Open Access This article is licensed under a Creative Commons Attribution 4.0 International License, which permits use, sharing, adaptation, distribution and reproduction in any medium or format, as long as you give appropriate credit to the original author(s) and the source, provide a link to the Creative Commons licence, and indicate if changes were made. The images or other third party material in this article are included in the article’s Creative Commons licence, unless indicated otherwise in a credit line to the material. If material is not included in the article’s Creative Commons licence and your intended use is not permitted by statutory regulation or exceeds the permitted use, you will need to obtain permission directly from the copyright holder.
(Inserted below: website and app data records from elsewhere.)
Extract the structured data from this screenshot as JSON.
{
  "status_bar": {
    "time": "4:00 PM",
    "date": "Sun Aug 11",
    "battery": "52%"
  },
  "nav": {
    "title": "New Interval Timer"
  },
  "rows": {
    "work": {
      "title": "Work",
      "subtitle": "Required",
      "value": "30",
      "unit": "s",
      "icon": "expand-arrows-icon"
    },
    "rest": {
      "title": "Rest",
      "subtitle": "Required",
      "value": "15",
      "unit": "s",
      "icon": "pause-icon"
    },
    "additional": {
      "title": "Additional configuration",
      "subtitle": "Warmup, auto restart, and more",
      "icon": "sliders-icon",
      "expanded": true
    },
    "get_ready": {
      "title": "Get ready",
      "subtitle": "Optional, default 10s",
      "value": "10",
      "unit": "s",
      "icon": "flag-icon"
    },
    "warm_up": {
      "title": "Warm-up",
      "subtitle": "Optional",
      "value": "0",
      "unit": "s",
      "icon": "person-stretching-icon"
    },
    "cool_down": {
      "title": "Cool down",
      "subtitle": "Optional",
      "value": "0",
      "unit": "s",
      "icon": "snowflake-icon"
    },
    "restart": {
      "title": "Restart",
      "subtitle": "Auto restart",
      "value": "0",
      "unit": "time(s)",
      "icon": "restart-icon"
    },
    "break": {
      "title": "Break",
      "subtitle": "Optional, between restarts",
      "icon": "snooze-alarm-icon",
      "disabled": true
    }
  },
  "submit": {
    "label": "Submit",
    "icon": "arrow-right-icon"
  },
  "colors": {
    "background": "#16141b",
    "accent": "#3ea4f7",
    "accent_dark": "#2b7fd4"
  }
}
To view a copy of this licence, visit http://creativecommons.org/licenses/by/4.0/.

Reprints and Permissions

Markowitz, J.E., Gillis, W.F., Jay, M. et al. Spontaneous behaviour is structured by reinforcement without explicit reward. Nature 614, 108–117 (2023). https://doi.org/10.1038/s41586-022-05611-2

Download citation

Received: 20 April 2022

Accepted: 30 November 2022

Published: 18 January 2023

Issue Date: 02 February 2023

DOI: https://doi.org/10.1038/s41586-022-05611-2

Anyone you share the following link with will be able to read this content:

Sorry, a shareable link is not currently available for this article.

Provided by the Springer Nature SharedIt content-sharing initiative

Nature (2023)

By submitting a comment you agree to abide by our Terms and Community Guidelines. If you find something abusive or that does not comply with our terms or guidelines please flag it as inappropriate.